I had a question about the use of the bracketed ellipses with fragmented quotes. Below is an example from CMOS 16. Please refer to it. My question is at the bottom of this thread. I'm hoping you understand my question. Chicago doesn't address this usage.
Original Version: The spirit of our American radicalism is destructive and aimless: it is not loving; it has no ulterior and divine ends; but is destructive only out of hatred and selfishness. On the other side, the conservative party, composed of the most moderate, able, and cultivated part of the population, is timid, and merely defensive of property. It vindicates no right, it aspires to no real good, it brands no crime, it proposes no generous policy, it does not build, nor write, nor cherish the arts, nor foster religion, nor establish schools, nor encourage science, nor emancipate the slave, nor befriend the poor, or the Indian, or the immigrant. From neither party, when in power, has the world any benefit to expect in science, art, or humanity, at all commensurate with the resources of the nation.

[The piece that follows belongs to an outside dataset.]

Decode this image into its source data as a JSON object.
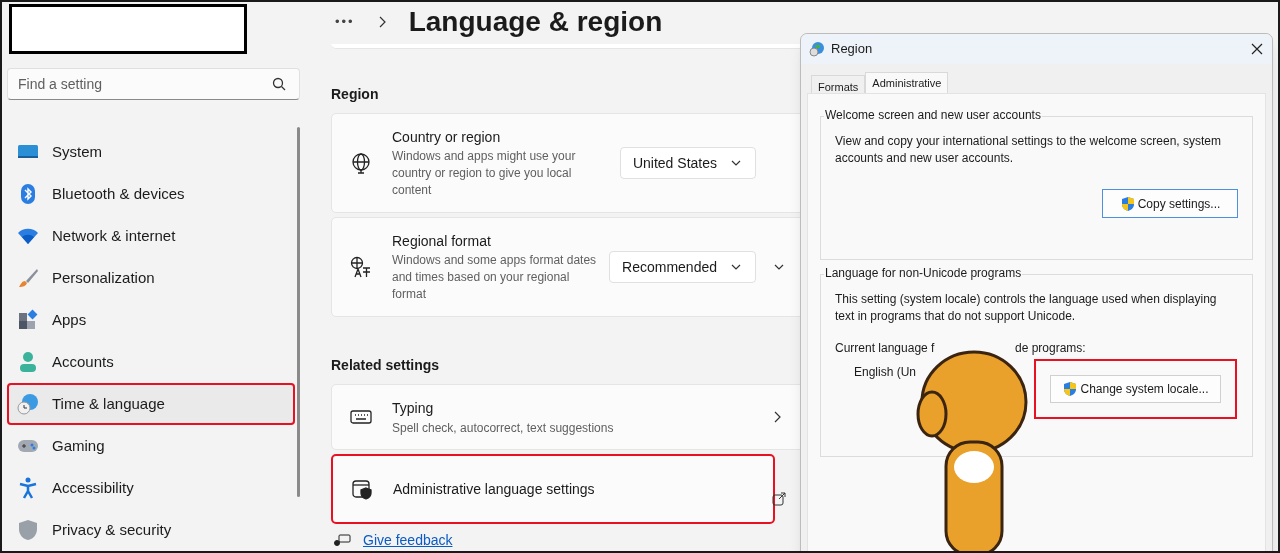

Condensed Version: The spirit of our American radicalism is destructive and aimless [. . .]. On the other side, the conservative party [. . .] is timid, and merely defensive of property. [. . .] It does not build, nor write, nor cherish the arts, nor foster religion, nor establish schools.
My question is, if the sentence ends in a fragment, how do we employ the usage of the bracketed ellipsis in this case? I would be writing just one fragmented sentence. How would I end it with the bracketed ellipses?
It would be similar to this usage of the unbracketed ellipses, which would simply end with three spaced dots.
The spirit of American radicalism . . .
Using the bracketed ellipses in like manner, would it be
The spirit of our American radicalism [. . .]. [Full stop outside the ending bracket?]
The spirit of American radicalism [. . .] (No full stop outside the ending bracket?]